Use a contract with the client whose in a hurry. They will be in “too much of a rush” to get you on the case and “too busy” to sign the contract, but those are WARNING SIGNS that they are even more unreasonable that you think.

Pro Tip: If they have worked with a P.I. before, you gotta ask yourself, “Why are they re-hiring the last investigator?”

2. Desperate clients.

A person hiring you out of desperation is a bad client.

They will have unreasonable expectations of what to expect and will freak-out if you “fail”.

By “fail” I mean if you lose the subject you’re following, can’t find the skip your looking for and can interview the person they need information from.

The desperate client is also usually a cheap client. They don’t have the money to pay you to do the job right or to try again if they case is tricky. You will be trying to fulfill unreasonable expectations without the resources you need.

With an desperate client you will spend more than you make on the case and still have an unhappy client when your done.

1. Creepy clients.

Don’t take creepy clients.

Looks can be deceiving so you can’t just go by the way a person looks to get a creep-index from them. Also, you may not even meet you potential client face-to-face, so you need to look for other warning signs.

First of all, if you even have to ask yourself, “Is this guy kinda creepy?” then you have your first warning sign. He hasn’t passed the “sniff test”. Something just doesn’t “smell right” about this guy.

Secondly, consider what your potential client is asking for. If it’s a lock of hair… creepy.

Unfortunately, the creepy request usually isn’t that obvious.

Here’s a classic creepy request: I need you to follow her home from work.

This is almost always asked by a man asking you to follow a woman. What he “needs” is her home address. Not to see if she stops along the way, sees someone else or whatever. He wants her home address because she has intentionally not given it to him!

Pro Tip: The creepy client will have a weak reason for “needing” the information he’s asking you to get. Ask a few times and in different ways why he needs it. Ask why he hasn’t tried other ways first. His answers will be weak because the real answer is, “She won’t tell me where she lives.”

Never take a creepy client.

Committed to your success,
Larry Kaye, P.I.

P.S. – Don’t miss my special report titled… If You Want To be a Private Investigator Give Up… Unless You Do These Three Things.
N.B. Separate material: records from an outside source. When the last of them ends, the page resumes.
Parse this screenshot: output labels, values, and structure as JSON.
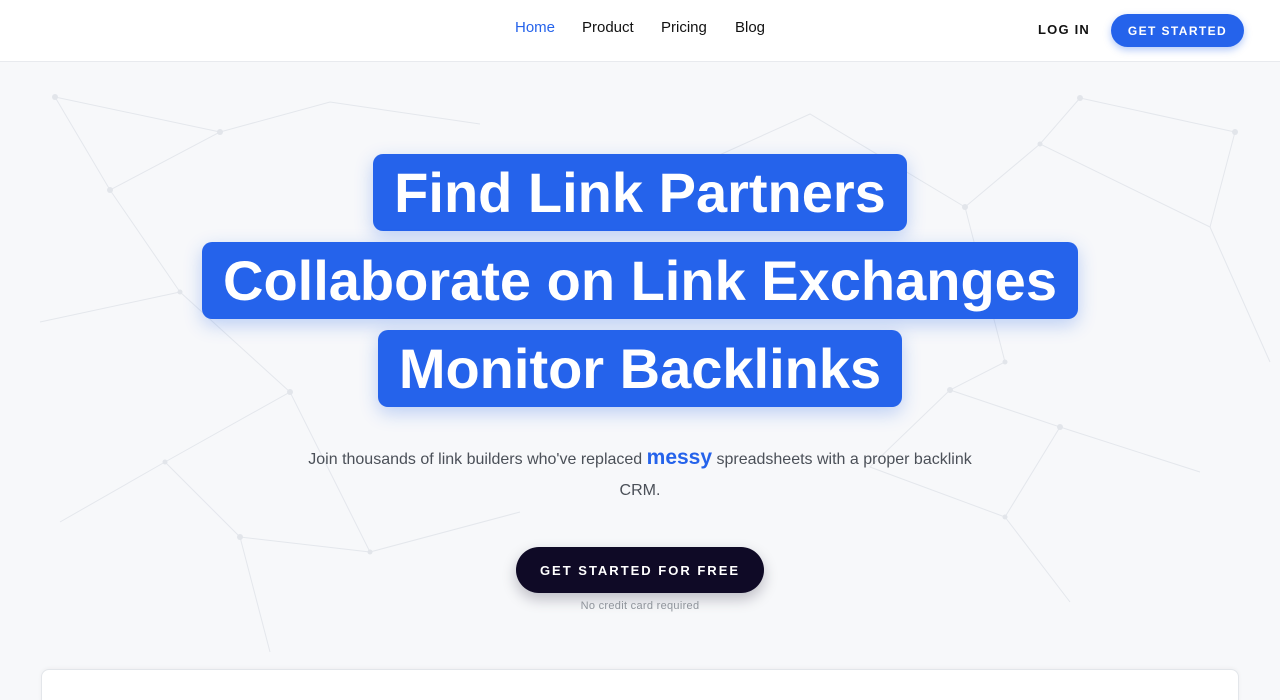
{
  "nav": {
    "items": [
      {
        "label": "Home",
        "active": true
      },
      {
        "label": "Product",
        "active": false
      },
      {
        "label": "Pricing",
        "active": false
      },
      {
        "label": "Blog",
        "active": false
      }
    ],
    "login_label": "LOG IN",
    "cta_label": "GET STARTED"
  },
  "hero": {
    "headlines": [
      "Find Link Partners",
      "Collaborate on Link Exchanges",
      "Monitor Backlinks"
    ],
    "subtitle_before": "Join thousands of link builders who've replaced ",
    "subtitle_emphasis": "messy",
    "subtitle_after": " spreadsheets with a proper backlink CRM.",
    "cta_label": "GET STARTED FOR FREE",
    "cta_note": "No credit card required"
  },
  "colors": {
    "accent": "#2563eb",
    "dark_button": "#0f0a26",
    "background": "#f7f8fa"
  }
}
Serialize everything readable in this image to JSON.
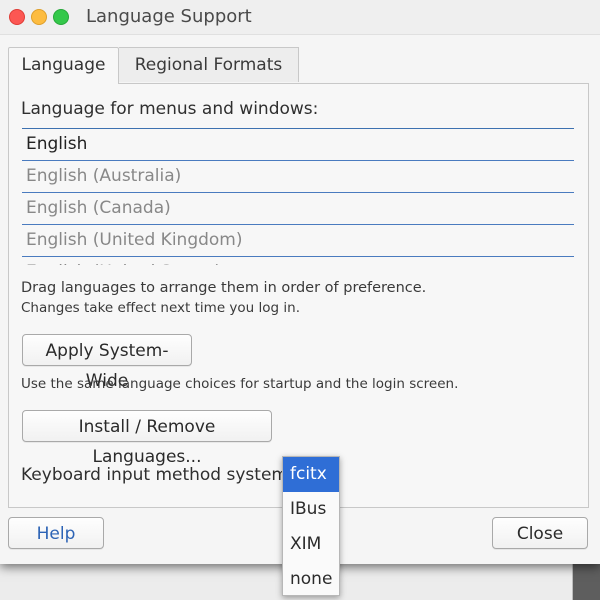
{
  "window": {
    "title": "Language Support"
  },
  "tabs": [
    {
      "label": "Language",
      "active": true
    },
    {
      "label": "Regional Formats",
      "active": false
    }
  ],
  "language_section": {
    "label": "Language for menus and windows:",
    "languages": [
      "English",
      "English (Australia)",
      "English (Canada)",
      "English (United Kingdom)",
      "English (United States)"
    ],
    "drag_hint": "Drag languages to arrange them in order of preference.",
    "effect_hint": "Changes take effect next time you log in."
  },
  "buttons": {
    "apply": "Apply System-Wide",
    "install": "Install / Remove Languages...",
    "help": "Help",
    "close": "Close"
  },
  "system_hint": "Use the same language choices for startup and the login screen.",
  "keyboard": {
    "label": "Keyboard input method system:",
    "options": [
      "fcitx",
      "IBus",
      "XIM",
      "none"
    ],
    "selected": "fcitx"
  },
  "colors": {
    "selection": "#2f6ed6",
    "list_divider": "#4a7bbf",
    "help_text": "#2c63b5"
  }
}
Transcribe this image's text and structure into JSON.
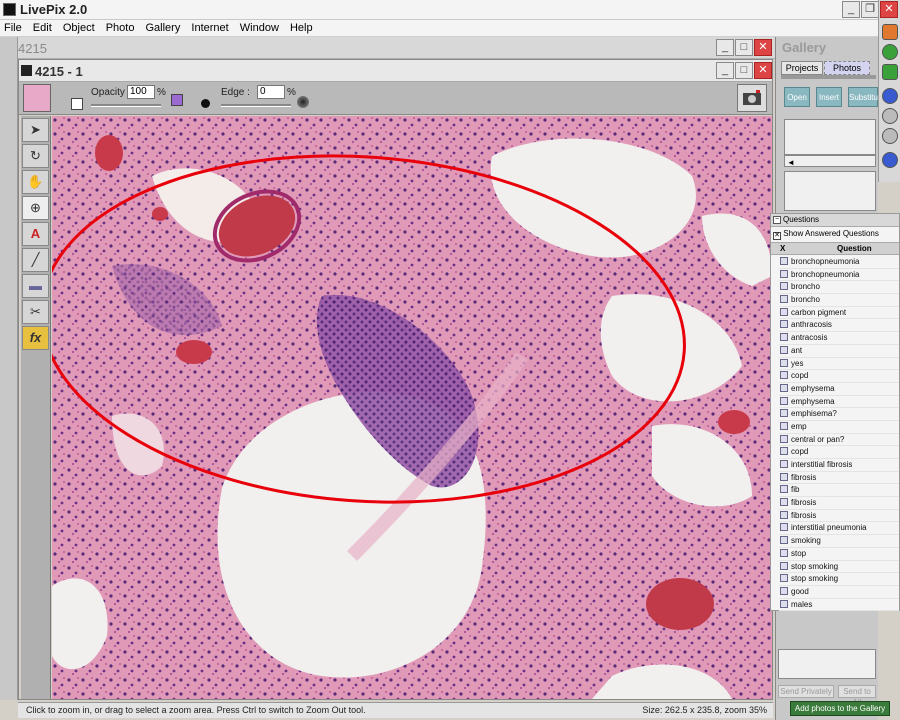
{
  "app": {
    "title": "LivePix 2.0"
  },
  "menu": [
    "File",
    "Edit",
    "Object",
    "Photo",
    "Gallery",
    "Internet",
    "Window",
    "Help"
  ],
  "outer_window": {
    "title": "4215"
  },
  "inner_window": {
    "title": "4215 - 1"
  },
  "options": {
    "opacity_label": "Opacity :",
    "opacity_value": "100",
    "opacity_unit": "%",
    "edge_label": "Edge :",
    "edge_value": "0",
    "edge_unit": "%"
  },
  "status": {
    "hint": "Click to zoom in, or drag to select a zoom area. Press Ctrl to switch to Zoom Out tool.",
    "size": "Size: 262.5 x 235.8, zoom 35%"
  },
  "gallery": {
    "title": "Gallery",
    "tabs": [
      "Projects",
      "Photos"
    ],
    "active_tab": "Photos",
    "buttons": [
      "Open",
      "Insert",
      "Substitute"
    ]
  },
  "questions": {
    "panel_title": "Questions",
    "show_answered": "Show Answered Questions",
    "col_x": "X",
    "col_question": "Question",
    "items": [
      "bronchopneumonia",
      "bronchopneumonia",
      "broncho",
      "broncho",
      "carbon pigment",
      "anthracosis",
      "antracosis",
      "ant",
      "yes",
      "copd",
      "emphysema",
      "emphysema",
      "emphisema?",
      "emp",
      "central or pan?",
      "copd",
      "interstitial fibrosis",
      "fibrosis",
      "fib",
      "fibrosis",
      "fibrosis",
      "interstitial pneumonia",
      "smoking",
      "stop",
      "stop smoking",
      "stop smoking",
      "good",
      "males"
    ],
    "send_privately": "Send Privately",
    "send_to_all": "Send to All"
  },
  "add_photos": "Add photos to the Gallery",
  "colors": {
    "annotation": "#e8000a",
    "tissue_bg": "#e2a0be"
  }
}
You can get it right here:

Get Instant Access to Your FREE Private Investigator Report!

* indicates required